Task instructions - The data below should be duplicated in full, unchanged.

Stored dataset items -
Content starts

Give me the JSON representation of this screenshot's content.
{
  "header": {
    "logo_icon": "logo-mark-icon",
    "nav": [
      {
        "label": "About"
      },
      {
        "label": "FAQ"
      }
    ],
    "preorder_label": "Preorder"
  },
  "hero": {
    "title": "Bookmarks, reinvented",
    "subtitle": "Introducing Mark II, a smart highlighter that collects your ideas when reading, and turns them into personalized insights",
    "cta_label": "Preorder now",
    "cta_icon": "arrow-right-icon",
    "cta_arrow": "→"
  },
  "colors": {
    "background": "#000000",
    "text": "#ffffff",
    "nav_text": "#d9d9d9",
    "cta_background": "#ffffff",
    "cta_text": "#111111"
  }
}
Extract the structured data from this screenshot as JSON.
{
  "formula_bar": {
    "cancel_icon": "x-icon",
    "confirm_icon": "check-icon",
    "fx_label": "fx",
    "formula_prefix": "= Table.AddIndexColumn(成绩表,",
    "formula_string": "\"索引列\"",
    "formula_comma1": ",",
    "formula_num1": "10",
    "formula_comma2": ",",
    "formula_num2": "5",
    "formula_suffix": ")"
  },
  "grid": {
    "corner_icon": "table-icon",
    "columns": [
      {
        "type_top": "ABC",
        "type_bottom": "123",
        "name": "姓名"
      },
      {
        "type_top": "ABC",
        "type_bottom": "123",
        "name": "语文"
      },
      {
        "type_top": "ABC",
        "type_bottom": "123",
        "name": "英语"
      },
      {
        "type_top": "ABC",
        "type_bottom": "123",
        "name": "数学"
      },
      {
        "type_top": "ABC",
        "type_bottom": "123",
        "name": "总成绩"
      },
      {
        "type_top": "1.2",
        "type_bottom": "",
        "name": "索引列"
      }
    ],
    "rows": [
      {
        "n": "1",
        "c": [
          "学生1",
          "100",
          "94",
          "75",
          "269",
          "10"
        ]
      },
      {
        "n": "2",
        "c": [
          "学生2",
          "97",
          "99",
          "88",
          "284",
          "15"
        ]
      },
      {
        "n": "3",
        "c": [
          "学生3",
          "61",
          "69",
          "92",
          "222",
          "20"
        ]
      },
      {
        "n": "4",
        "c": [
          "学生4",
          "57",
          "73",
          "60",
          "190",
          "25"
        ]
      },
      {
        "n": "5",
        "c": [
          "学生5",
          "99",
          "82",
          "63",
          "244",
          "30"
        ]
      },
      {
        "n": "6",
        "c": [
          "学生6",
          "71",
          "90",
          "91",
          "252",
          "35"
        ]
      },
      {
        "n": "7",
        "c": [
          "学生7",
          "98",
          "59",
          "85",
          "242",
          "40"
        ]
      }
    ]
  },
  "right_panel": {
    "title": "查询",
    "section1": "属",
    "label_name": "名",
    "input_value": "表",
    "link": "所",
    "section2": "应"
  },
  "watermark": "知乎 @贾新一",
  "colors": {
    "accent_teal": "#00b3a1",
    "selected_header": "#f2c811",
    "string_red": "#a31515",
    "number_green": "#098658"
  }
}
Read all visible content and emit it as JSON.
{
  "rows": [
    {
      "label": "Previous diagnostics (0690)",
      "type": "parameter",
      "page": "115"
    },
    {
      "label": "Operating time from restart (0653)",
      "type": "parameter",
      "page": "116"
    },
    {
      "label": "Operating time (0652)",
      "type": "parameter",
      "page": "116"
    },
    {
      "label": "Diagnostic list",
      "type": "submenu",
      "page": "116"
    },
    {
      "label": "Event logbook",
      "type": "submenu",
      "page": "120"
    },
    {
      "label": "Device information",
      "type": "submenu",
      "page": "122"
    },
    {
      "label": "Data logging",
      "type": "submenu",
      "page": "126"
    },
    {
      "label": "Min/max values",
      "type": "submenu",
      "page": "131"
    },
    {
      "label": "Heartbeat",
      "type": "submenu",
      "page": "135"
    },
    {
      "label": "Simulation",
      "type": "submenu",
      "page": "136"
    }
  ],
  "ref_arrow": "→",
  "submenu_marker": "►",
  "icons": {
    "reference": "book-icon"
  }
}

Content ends

Result of the task -
Give me the JSON representation of this screenshot's content.
{
  "header": {
    "logo_icon": "logo-mark-icon",
    "nav": [
      {
        "label": "About"
      },
      {
        "label": "FAQ"
      }
    ],
    "preorder_label": "Preorder"
  },
  "hero": {
    "title": "Bookmarks, reinvented",
    "subtitle": "Introducing Mark II, a smart highlighter that collects your ideas when reading, and turns them into personalized insights",
    "cta_label": "Preorder now",
    "cta_icon": "arrow-right-icon",
    "cta_arrow": "→"
  },
  "colors": {
    "background": "#000000",
    "text": "#ffffff",
    "nav_text": "#d9d9d9",
    "cta_background": "#ffffff",
    "cta_text": "#111111"
  }
}
Extract the structured data from this screenshot as JSON.
{
  "formula_bar": {
    "cancel_icon": "x-icon",
    "confirm_icon": "check-icon",
    "fx_label": "fx",
    "formula_prefix": "= Table.AddIndexColumn(成绩表,",
    "formula_string": "\"索引列\"",
    "formula_comma1": ",",
    "formula_num1": "10",
    "formula_comma2": ",",
    "formula_num2": "5",
    "formula_suffix": ")"
  },
  "grid": {
    "corner_icon": "table-icon",
    "columns": [
      {
        "type_top": "ABC",
        "type_bottom": "123",
        "name": "姓名"
      },
      {
        "type_top": "ABC",
        "type_bottom": "123",
        "name": "语文"
      },
      {
        "type_top": "ABC",
        "type_bottom": "123",
        "name": "英语"
      },
      {
        "type_top": "ABC",
        "type_bottom": "123",
        "name": "数学"
      },
      {
        "type_top": "ABC",
        "type_bottom": "123",
        "name": "总成绩"
      },
      {
        "type_top": "1.2",
        "type_bottom": "",
        "name": "索引列"
      }
    ],
    "rows": [
      {
        "n": "1",
        "c": [
          "学生1",
          "100",
          "94",
          "75",
          "269",
          "10"
        ]
      },
      {
        "n": "2",
        "c": [
          "学生2",
          "97",
          "99",
          "88",
          "284",
          "15"
        ]
      },
      {
        "n": "3",
        "c": [
          "学生3",
          "61",
          "69",
          "92",
          "222",
          "20"
        ]
      },
      {
        "n": "4",
        "c": [
          "学生4",
          "57",
          "73",
          "60",
          "190",
          "25"
        ]
      },
      {
        "n": "5",
        "c": [
          "学生5",
          "99",
          "82",
          "63",
          "244",
          "30"
        ]
      },
      {
        "n": "6",
        "c": [
          "学生6",
          "71",
          "90",
          "91",
          "252",
          "35"
        ]
      },
      {
        "n": "7",
        "c": [
          "学生7",
          "98",
          "59",
          "85",
          "242",
          "40"
        ]
      }
    ]
  },
  "right_panel": {
    "title": "查询",
    "section1": "属",
    "label_name": "名",
    "input_value": "表",
    "link": "所",
    "section2": "应"
  },
  "watermark": "知乎 @贾新一",
  "colors": {
    "accent_teal": "#00b3a1",
    "selected_header": "#f2c811",
    "string_red": "#a31515",
    "number_green": "#098658"
  }
}
Read all visible content and emit it as JSON.
{
  "rows": [
    {
      "label": "Previous diagnostics (0690)",
      "type": "parameter",
      "page": "115"
    },
    {
      "label": "Operating time from restart (0653)",
      "type": "parameter",
      "page": "116"
    },
    {
      "label": "Operating time (0652)",
      "type": "parameter",
      "page": "116"
    },
    {
      "label": "Diagnostic list",
      "type": "submenu",
      "page": "116"
    },
    {
      "label": "Event logbook",
      "type": "submenu",
      "page": "120"
    },
    {
      "label": "Device information",
      "type": "submenu",
      "page": "122"
    },
    {
      "label": "Data logging",
      "type": "submenu",
      "page": "126"
    },
    {
      "label": "Min/max values",
      "type": "submenu",
      "page": "131"
    },
    {
      "label": "Heartbeat",
      "type": "submenu",
      "page": "135"
    },
    {
      "label": "Simulation",
      "type": "submenu",
      "page": "136"
    }
  ],
  "ref_arrow": "→",
  "submenu_marker": "►",
  "icons": {
    "reference": "book-icon"
  }
}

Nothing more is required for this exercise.